▸ **YOUR GOAL**
Whenever a line of the records below contains the word "count", copy that line.

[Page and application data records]
□ □ □ □ □

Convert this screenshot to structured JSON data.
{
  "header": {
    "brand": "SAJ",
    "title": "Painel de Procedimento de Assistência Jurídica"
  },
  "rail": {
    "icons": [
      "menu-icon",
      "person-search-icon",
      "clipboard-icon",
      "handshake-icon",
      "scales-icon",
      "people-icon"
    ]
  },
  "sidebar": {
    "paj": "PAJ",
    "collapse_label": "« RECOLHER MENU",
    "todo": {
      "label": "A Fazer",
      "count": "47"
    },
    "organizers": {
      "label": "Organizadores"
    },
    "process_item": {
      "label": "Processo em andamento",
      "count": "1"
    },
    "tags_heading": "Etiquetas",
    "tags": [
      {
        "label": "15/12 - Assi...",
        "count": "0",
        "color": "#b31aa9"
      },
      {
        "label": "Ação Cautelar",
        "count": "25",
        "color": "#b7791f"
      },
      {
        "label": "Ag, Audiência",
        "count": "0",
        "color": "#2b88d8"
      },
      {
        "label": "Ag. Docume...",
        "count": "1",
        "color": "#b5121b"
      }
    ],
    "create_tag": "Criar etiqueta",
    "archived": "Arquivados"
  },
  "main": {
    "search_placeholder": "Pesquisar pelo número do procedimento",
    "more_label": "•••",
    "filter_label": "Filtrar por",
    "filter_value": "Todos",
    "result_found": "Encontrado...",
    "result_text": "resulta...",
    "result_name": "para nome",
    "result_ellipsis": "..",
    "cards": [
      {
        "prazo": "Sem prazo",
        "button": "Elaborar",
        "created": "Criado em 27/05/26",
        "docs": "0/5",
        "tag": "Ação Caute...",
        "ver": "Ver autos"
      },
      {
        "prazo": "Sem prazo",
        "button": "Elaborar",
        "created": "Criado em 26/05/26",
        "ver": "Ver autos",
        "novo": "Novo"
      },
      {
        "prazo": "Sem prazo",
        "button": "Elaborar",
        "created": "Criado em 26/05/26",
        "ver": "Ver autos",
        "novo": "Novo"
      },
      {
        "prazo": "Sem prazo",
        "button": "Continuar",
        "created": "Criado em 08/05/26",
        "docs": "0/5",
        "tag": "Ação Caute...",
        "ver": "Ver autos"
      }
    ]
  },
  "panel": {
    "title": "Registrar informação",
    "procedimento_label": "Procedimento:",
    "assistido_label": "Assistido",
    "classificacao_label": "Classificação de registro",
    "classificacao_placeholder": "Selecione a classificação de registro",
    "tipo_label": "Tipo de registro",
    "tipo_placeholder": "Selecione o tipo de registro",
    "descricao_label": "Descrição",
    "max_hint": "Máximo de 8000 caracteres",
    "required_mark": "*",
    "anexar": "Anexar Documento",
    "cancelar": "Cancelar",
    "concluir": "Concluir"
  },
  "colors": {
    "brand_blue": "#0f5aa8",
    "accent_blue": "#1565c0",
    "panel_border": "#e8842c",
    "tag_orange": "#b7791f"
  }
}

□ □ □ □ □

▸ **RESULT OF THIS EXERCISE**
      "count": "47"
      "count": "1"
        "count": "0",
        "count": "25",
        "count": "0",
        "count": "1",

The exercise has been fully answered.